__Prompt__
Copy, from the data below, each line that has the word "devices".
Information START
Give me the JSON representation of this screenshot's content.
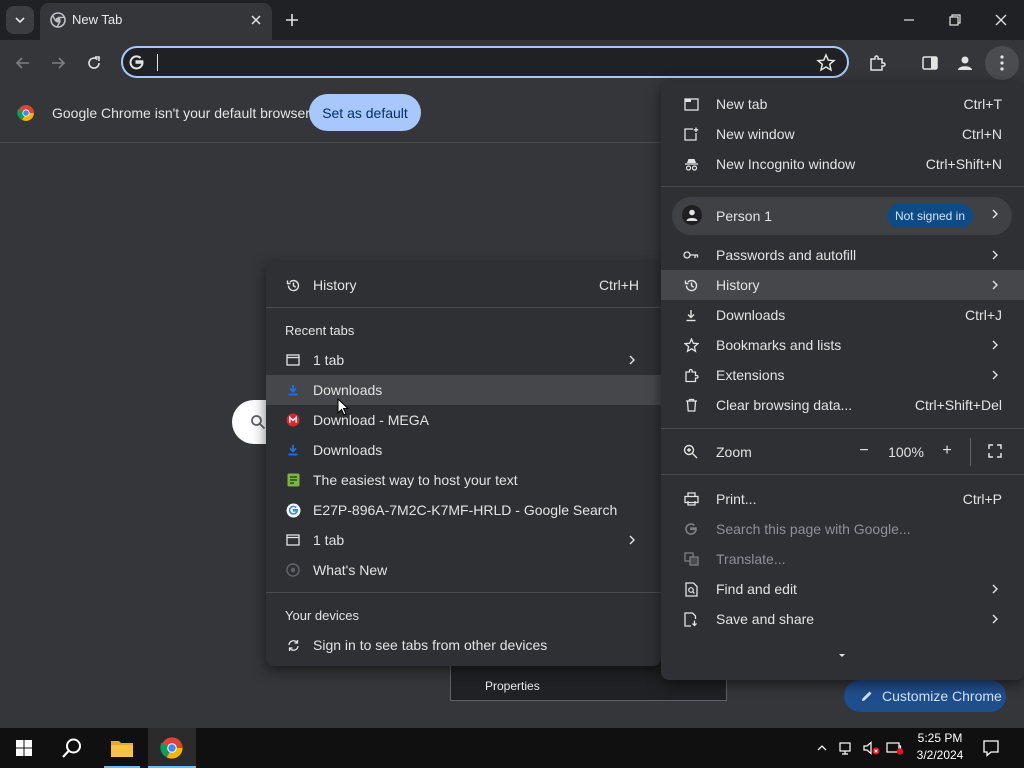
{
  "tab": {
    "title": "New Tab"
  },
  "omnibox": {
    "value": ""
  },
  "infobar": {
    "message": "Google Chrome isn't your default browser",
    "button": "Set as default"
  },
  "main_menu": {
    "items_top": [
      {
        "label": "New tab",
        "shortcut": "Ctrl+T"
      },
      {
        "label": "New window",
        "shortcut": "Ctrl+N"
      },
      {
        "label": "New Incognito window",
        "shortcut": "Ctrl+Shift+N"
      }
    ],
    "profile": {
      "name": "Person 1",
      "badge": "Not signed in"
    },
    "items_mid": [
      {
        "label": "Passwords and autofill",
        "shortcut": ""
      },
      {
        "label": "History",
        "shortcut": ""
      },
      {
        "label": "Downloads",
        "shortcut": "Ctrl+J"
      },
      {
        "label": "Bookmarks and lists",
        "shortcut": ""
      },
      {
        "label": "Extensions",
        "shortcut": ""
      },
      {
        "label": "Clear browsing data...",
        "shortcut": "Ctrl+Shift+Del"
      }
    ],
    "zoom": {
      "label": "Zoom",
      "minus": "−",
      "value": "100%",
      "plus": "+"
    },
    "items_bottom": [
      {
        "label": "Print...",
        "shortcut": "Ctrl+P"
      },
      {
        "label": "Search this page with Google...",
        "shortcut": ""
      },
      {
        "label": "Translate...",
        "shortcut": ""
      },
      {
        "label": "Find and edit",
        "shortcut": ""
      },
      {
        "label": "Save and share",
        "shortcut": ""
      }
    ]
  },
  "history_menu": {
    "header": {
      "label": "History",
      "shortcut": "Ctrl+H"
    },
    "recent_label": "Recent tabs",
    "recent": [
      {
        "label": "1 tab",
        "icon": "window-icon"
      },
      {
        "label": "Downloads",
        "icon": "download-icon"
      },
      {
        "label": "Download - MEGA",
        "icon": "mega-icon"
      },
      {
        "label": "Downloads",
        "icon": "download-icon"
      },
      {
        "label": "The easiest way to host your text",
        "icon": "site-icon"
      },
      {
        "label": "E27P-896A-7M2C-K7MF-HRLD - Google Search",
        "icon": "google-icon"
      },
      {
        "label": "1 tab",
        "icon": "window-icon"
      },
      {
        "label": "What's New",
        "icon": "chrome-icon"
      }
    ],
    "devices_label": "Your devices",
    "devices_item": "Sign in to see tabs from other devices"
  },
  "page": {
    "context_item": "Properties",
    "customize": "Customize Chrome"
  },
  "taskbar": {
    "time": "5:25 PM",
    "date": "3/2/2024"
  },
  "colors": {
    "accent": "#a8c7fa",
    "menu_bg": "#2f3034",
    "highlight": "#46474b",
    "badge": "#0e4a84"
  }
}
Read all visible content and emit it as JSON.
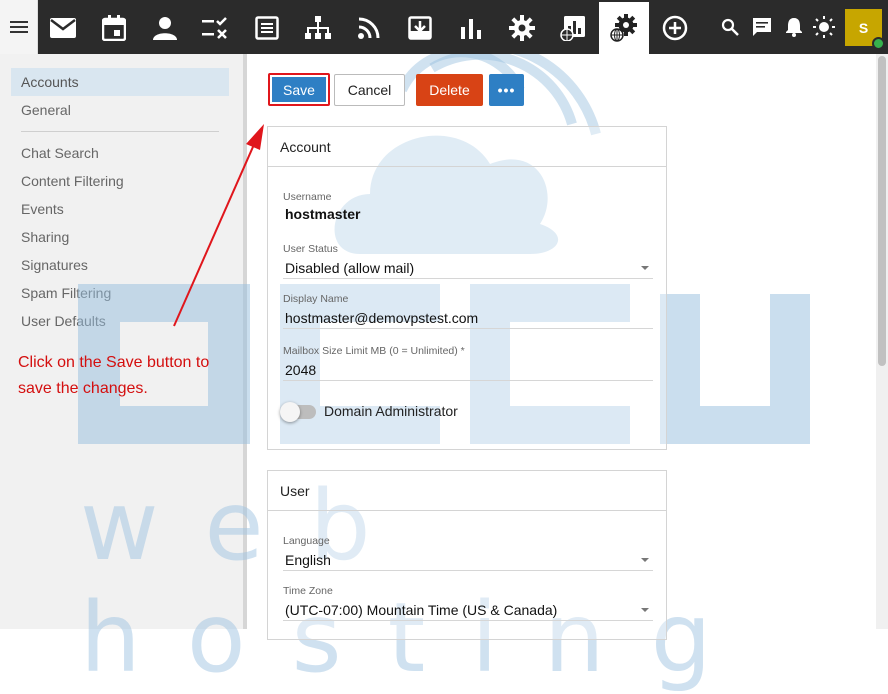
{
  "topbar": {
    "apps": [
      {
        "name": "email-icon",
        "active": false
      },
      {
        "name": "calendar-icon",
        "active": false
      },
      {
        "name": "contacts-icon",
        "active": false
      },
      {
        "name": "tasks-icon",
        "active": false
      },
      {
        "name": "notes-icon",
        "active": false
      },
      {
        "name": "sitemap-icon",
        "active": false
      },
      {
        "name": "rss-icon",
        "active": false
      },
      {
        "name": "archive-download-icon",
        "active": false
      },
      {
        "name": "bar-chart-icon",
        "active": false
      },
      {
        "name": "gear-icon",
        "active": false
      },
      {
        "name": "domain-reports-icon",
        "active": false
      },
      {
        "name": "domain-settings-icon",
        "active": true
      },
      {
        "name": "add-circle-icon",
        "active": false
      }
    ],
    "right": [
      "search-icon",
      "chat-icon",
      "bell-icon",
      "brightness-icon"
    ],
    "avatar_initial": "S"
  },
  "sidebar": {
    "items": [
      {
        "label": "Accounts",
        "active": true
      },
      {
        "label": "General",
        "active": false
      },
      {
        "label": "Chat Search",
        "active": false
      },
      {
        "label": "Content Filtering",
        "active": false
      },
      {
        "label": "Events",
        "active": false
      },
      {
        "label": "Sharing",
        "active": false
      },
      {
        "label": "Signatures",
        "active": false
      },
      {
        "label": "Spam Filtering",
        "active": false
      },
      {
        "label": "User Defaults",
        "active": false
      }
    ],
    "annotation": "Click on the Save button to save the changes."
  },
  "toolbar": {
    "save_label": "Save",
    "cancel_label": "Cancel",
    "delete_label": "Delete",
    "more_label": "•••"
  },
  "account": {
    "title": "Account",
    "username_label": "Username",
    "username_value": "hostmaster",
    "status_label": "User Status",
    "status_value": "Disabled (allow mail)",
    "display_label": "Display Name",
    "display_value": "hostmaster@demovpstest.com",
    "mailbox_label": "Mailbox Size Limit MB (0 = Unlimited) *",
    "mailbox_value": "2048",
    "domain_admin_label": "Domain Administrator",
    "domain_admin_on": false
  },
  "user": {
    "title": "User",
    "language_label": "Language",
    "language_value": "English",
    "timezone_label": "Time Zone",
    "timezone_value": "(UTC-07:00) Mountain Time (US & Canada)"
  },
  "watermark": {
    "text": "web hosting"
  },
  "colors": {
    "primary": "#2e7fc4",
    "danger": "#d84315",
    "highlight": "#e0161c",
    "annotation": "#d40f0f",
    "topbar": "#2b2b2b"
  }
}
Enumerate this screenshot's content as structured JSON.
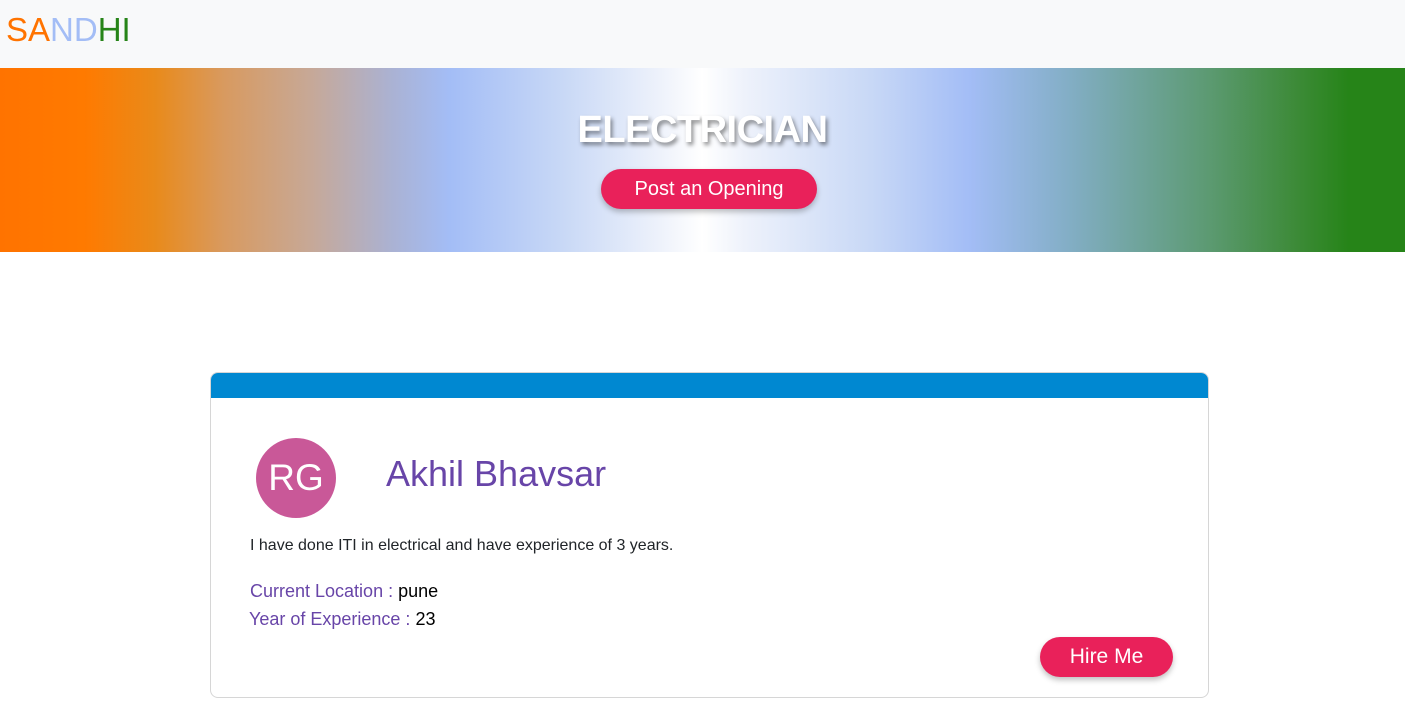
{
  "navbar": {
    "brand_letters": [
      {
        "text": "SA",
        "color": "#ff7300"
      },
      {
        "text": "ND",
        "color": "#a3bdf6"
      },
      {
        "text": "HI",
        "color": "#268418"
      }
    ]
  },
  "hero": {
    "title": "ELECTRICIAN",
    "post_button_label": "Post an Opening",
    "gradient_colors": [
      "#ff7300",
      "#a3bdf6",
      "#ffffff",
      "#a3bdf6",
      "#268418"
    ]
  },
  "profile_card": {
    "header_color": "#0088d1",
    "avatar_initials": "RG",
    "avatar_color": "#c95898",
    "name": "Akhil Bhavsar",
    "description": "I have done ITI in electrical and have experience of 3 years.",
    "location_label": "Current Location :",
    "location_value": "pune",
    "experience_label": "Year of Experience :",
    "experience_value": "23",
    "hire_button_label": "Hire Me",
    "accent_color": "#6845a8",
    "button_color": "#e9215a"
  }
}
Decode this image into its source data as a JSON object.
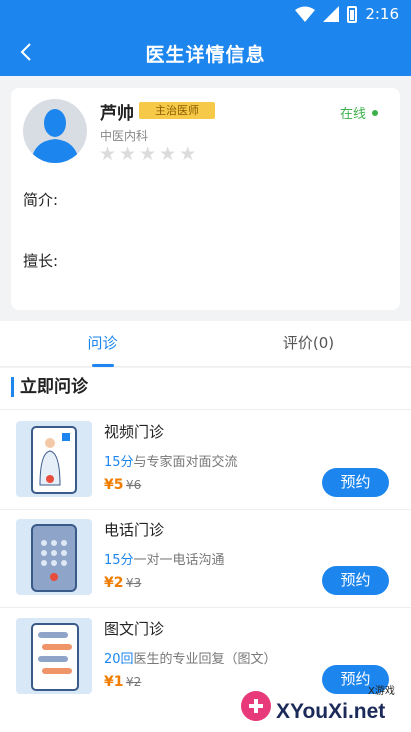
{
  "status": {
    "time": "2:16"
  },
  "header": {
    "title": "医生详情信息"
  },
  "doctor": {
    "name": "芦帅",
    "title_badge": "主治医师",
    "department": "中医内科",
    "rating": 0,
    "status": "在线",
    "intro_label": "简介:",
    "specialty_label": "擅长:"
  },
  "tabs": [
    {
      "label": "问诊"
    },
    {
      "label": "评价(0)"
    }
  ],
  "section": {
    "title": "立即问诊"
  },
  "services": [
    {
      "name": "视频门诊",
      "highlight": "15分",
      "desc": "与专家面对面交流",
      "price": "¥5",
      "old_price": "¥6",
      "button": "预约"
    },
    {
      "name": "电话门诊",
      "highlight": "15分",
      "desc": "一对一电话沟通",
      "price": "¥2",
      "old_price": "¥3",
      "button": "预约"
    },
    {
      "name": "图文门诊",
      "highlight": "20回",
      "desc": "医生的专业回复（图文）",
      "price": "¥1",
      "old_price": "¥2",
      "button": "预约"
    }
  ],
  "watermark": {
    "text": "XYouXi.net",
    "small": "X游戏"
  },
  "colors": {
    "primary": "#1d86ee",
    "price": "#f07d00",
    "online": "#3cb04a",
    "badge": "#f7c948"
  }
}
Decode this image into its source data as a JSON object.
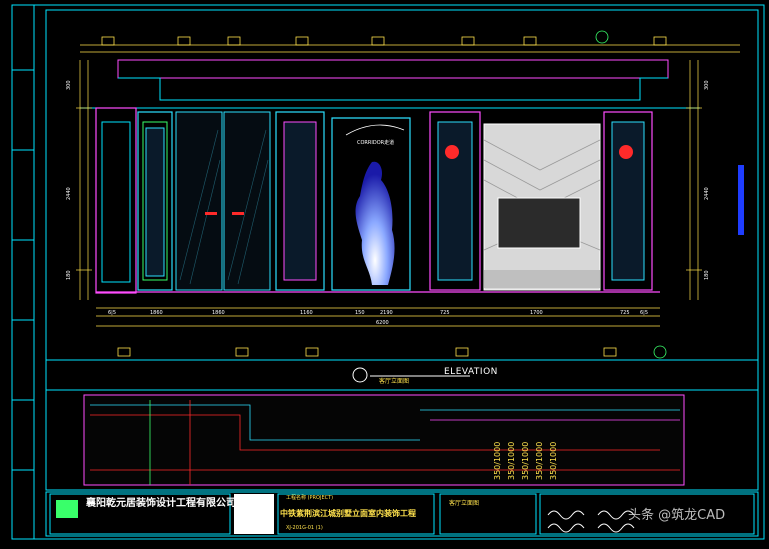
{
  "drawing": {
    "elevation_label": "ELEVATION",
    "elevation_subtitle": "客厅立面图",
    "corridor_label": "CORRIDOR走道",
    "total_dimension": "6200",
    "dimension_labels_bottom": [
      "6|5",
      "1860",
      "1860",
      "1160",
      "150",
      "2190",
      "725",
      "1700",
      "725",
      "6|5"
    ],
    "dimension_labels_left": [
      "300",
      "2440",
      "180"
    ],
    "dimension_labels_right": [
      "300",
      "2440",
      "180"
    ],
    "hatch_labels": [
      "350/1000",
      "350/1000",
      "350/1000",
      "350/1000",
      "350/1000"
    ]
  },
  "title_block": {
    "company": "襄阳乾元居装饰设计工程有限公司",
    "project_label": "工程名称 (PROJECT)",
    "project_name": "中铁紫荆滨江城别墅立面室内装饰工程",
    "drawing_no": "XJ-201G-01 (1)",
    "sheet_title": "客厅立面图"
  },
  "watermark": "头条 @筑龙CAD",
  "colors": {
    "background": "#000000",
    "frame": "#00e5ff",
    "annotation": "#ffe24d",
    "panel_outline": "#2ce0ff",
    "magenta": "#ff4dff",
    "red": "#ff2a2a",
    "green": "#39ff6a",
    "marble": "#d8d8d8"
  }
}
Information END
__Solution to this task__
    "devices_label": "Your devices",
    "devices_item": "Sign in to see tabs from other devices"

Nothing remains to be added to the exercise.